Including pesticides, lead, and mercury, which have been linked to learning disorders.
Essentially, lots of speculation. The tests he chooses to do have, at some point, been linked, however tenuously, to learning or developmental delays of some variety. Therefore, dealing with these can prevent autism. (There's that leap off a cliff, leaving logic behind, again.)
Again, Ms. VanNest, let's look a little more closely at what you've reported. 1) Autism is a developmental disorder, true. But not all developmental disorders or learning delays are autism. 2) None of the items listed has been shown to have a causal link to autism. There is certainly speculation (e.g., some studies suggest that low levels of vitamin D in utero may play a role in autism, but there has yet to be anything definitive). And some things have been shown to have no connection at all to autism (e.g., mercury in the form of the ethylmercury found in thimerosal).
VanNest did include a link to an article Dr. Berger wrote for the Autism Science Digest, a non-indexed journal run by the home for wayward
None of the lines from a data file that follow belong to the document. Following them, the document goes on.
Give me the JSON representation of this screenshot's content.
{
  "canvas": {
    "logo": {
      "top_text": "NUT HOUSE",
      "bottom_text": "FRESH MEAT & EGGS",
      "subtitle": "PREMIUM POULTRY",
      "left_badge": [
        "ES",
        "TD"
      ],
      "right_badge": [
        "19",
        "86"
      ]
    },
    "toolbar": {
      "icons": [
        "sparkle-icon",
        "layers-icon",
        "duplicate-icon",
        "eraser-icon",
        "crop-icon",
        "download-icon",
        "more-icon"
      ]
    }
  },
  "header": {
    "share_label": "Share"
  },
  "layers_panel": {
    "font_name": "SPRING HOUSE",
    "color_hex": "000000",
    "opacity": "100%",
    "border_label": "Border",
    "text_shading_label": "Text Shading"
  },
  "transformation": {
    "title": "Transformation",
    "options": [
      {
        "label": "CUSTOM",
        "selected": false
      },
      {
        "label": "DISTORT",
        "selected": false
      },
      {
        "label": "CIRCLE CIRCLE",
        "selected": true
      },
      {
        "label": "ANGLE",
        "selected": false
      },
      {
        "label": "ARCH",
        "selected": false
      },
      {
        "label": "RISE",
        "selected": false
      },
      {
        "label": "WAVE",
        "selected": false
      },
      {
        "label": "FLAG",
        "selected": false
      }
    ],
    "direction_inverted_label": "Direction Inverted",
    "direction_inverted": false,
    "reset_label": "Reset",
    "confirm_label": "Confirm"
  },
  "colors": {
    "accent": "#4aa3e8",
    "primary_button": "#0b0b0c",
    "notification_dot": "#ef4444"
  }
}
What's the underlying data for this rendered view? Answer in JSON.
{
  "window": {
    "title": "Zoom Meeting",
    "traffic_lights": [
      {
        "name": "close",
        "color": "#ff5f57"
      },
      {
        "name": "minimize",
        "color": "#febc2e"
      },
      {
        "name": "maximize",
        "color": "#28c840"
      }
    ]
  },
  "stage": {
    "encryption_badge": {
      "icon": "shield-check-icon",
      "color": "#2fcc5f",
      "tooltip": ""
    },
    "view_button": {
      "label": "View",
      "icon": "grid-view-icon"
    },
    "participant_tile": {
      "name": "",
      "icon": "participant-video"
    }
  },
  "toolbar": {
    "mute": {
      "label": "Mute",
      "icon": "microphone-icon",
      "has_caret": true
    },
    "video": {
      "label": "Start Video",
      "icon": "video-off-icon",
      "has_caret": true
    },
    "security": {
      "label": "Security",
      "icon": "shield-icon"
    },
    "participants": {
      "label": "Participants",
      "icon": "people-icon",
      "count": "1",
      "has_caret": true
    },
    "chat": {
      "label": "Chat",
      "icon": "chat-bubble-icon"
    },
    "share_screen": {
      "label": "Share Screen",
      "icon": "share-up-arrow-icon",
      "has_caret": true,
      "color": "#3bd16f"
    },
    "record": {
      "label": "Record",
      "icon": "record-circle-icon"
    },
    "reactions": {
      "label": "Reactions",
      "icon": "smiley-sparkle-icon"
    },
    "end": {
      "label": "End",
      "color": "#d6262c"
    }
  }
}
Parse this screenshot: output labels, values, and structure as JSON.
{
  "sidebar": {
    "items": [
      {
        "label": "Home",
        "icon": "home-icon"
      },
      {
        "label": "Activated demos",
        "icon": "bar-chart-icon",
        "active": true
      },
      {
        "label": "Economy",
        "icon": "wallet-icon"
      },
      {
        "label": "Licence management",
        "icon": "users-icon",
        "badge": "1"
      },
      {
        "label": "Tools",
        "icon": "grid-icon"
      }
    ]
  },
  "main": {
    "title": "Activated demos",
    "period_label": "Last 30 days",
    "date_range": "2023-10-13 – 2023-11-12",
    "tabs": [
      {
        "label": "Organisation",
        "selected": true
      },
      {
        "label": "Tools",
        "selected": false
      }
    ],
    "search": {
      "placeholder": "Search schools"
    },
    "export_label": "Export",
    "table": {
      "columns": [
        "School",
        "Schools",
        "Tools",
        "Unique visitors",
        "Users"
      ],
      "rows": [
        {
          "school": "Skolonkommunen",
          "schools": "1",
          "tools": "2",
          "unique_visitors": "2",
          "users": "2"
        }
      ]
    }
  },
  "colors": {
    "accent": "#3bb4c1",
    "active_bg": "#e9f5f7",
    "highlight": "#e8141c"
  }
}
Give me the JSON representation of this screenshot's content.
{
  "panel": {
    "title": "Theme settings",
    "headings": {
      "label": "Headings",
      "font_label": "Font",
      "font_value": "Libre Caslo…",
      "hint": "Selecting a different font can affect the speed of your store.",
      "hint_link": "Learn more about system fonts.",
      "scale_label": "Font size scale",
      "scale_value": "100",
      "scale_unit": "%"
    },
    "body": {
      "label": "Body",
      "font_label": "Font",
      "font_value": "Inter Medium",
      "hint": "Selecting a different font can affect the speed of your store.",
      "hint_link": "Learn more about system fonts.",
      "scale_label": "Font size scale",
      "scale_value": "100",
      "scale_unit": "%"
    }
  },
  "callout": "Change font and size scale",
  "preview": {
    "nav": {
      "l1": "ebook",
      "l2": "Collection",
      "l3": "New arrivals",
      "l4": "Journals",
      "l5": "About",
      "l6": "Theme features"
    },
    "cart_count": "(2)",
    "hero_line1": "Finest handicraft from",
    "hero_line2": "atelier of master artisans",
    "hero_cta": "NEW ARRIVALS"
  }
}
What could have been a good opportunity to ask critical questions. Instead, we get what basically amounts to advertising for a doctor making claims that are not supported by data. It's all well and good to make sure that families, and in particular women who are about to become or are pregnant, practice a healthy lifestyle. However, to claim that autism can be prevented by Dr. Berger's protocol, when we have no research actually validating it, is premature and irresponsible.
VanNest and Dr. Berger should both be ashamed: VanNest for irresponsible journalism and Dr. Berger for failing to do due diligence before making extraordinary claims. If his protocol actually works, that would be great, but the truth is that we do not know and will not know until the research is done. At best, Dr. Berger is Florida's version of Dr. Jay Gordon. At worst, he's a crank (which I'm leaning toward after viewing the Wholistic Pediatrics web site). Both do an incredible disservice to families who may expend added resources for no actual gain.
I'd be interested to hear my reader's thoughts on the article and Dr. Berger's claims. What do you think?